--- Records supplied Enclosed Below ---

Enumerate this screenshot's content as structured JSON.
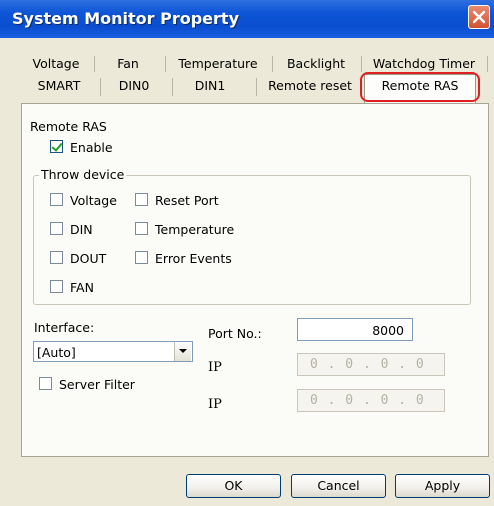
{
  "window": {
    "title": "System Monitor Property"
  },
  "tabs_row1": [
    "Voltage",
    "Fan",
    "Temperature",
    "Backlight",
    "Watchdog Timer"
  ],
  "tabs_row2": [
    "SMART",
    "DIN0",
    "DIN1",
    "Remote reset",
    "Remote RAS"
  ],
  "active_tab": "Remote RAS",
  "remote_ras": {
    "section_label": "Remote RAS",
    "enable_label": "Enable",
    "enable_checked": true
  },
  "throw_device": {
    "title": "Throw device",
    "voltage": "Voltage",
    "reset_port": "Reset Port",
    "din": "DIN",
    "temperature": "Temperature",
    "dout": "DOUT",
    "error_events": "Error Events",
    "fan": "FAN"
  },
  "interface": {
    "label": "Interface:",
    "value": "[Auto]"
  },
  "server_filter": {
    "label": "Server Filter",
    "checked": false
  },
  "port": {
    "label": "Port No.:",
    "value": "8000"
  },
  "ip1": {
    "label": "IP",
    "value": "0 . 0 . 0 . 0"
  },
  "ip2": {
    "label": "IP",
    "value": "0 . 0 . 0 . 0"
  },
  "buttons": {
    "ok": "OK",
    "cancel": "Cancel",
    "apply": "Apply"
  },
  "colors": {
    "title_bar": "#0a4ecf",
    "highlight": "#e02020",
    "dialog_bg": "#ece9d8"
  }
}
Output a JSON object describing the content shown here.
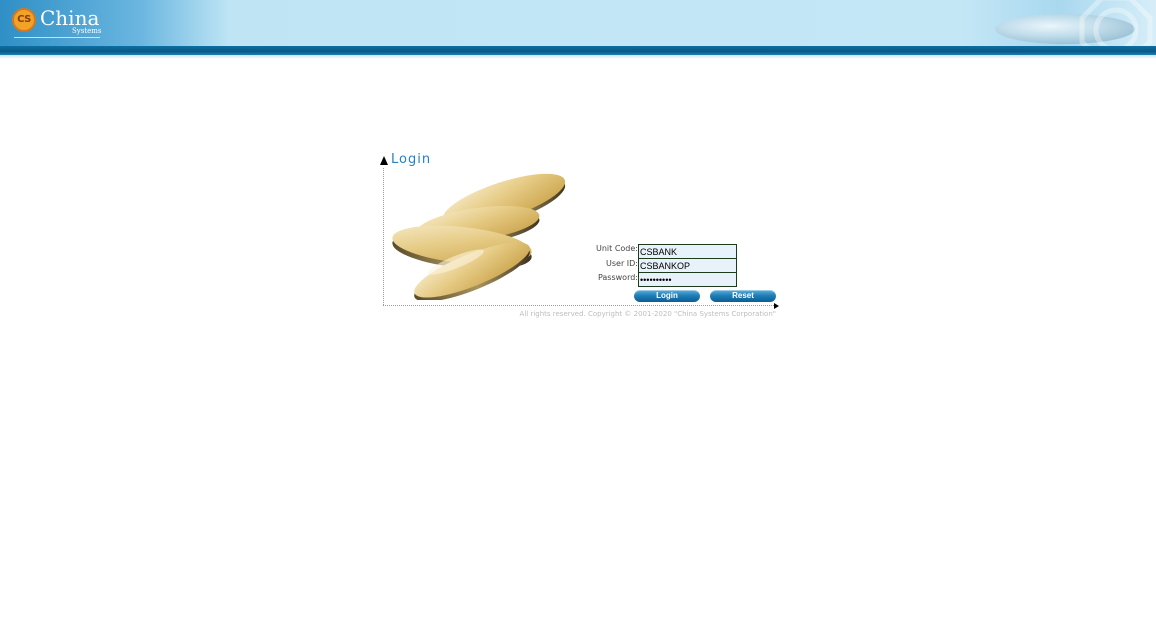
{
  "header": {
    "logo_badge": "CS",
    "logo_name": "China",
    "logo_sub": "Systems",
    "brand_color": "#2f8fc6",
    "bar_color": "#0a5885"
  },
  "login": {
    "title": "Login",
    "fields": {
      "unit_code": {
        "label": "Unit Code:",
        "value": "CSBANK"
      },
      "user_id": {
        "label": "User ID:",
        "value": "CSBANKOP"
      },
      "password": {
        "label": "Password:",
        "value": "cspassword"
      }
    },
    "login_button": "Login",
    "reset_button": "Reset",
    "title_color": "#2581c4"
  },
  "footer": {
    "copyright": "All rights reserved. Copyright © 2001-2020 \"China Systems Corporation\""
  }
}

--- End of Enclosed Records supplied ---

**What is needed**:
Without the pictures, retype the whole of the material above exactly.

**Answer**:
Enumerate this screenshot's content as structured JSON.
{
  "window": {
    "title": "System Monitor Property"
  },
  "tabs_row1": [
    "Voltage",
    "Fan",
    "Temperature",
    "Backlight",
    "Watchdog Timer"
  ],
  "tabs_row2": [
    "SMART",
    "DIN0",
    "DIN1",
    "Remote reset",
    "Remote RAS"
  ],
  "active_tab": "Remote RAS",
  "remote_ras": {
    "section_label": "Remote RAS",
    "enable_label": "Enable",
    "enable_checked": true
  },
  "throw_device": {
    "title": "Throw device",
    "voltage": "Voltage",
    "reset_port": "Reset Port",
    "din": "DIN",
    "temperature": "Temperature",
    "dout": "DOUT",
    "error_events": "Error Events",
    "fan": "FAN"
  },
  "interface": {
    "label": "Interface:",
    "value": "[Auto]"
  },
  "server_filter": {
    "label": "Server Filter",
    "checked": false
  },
  "port": {
    "label": "Port No.:",
    "value": "8000"
  },
  "ip1": {
    "label": "IP",
    "value": "0 . 0 . 0 . 0"
  },
  "ip2": {
    "label": "IP",
    "value": "0 . 0 . 0 . 0"
  },
  "buttons": {
    "ok": "OK",
    "cancel": "Cancel",
    "apply": "Apply"
  },
  "colors": {
    "title_bar": "#0a4ecf",
    "highlight": "#e02020",
    "dialog_bg": "#ece9d8"
  }
}
Output a JSON object describing the content shown here.
{
  "header": {
    "logo_badge": "CS",
    "logo_name": "China",
    "logo_sub": "Systems",
    "brand_color": "#2f8fc6",
    "bar_color": "#0a5885"
  },
  "login": {
    "title": "Login",
    "fields": {
      "unit_code": {
        "label": "Unit Code:",
        "value": "CSBANK"
      },
      "user_id": {
        "label": "User ID:",
        "value": "CSBANKOP"
      },
      "password": {
        "label": "Password:",
        "value": "cspassword"
      }
    },
    "login_button": "Login",
    "reset_button": "Reset",
    "title_color": "#2581c4"
  },
  "footer": {
    "copyright": "All rights reserved. Copyright © 2001-2020 \"China Systems Corporation\""
  }
}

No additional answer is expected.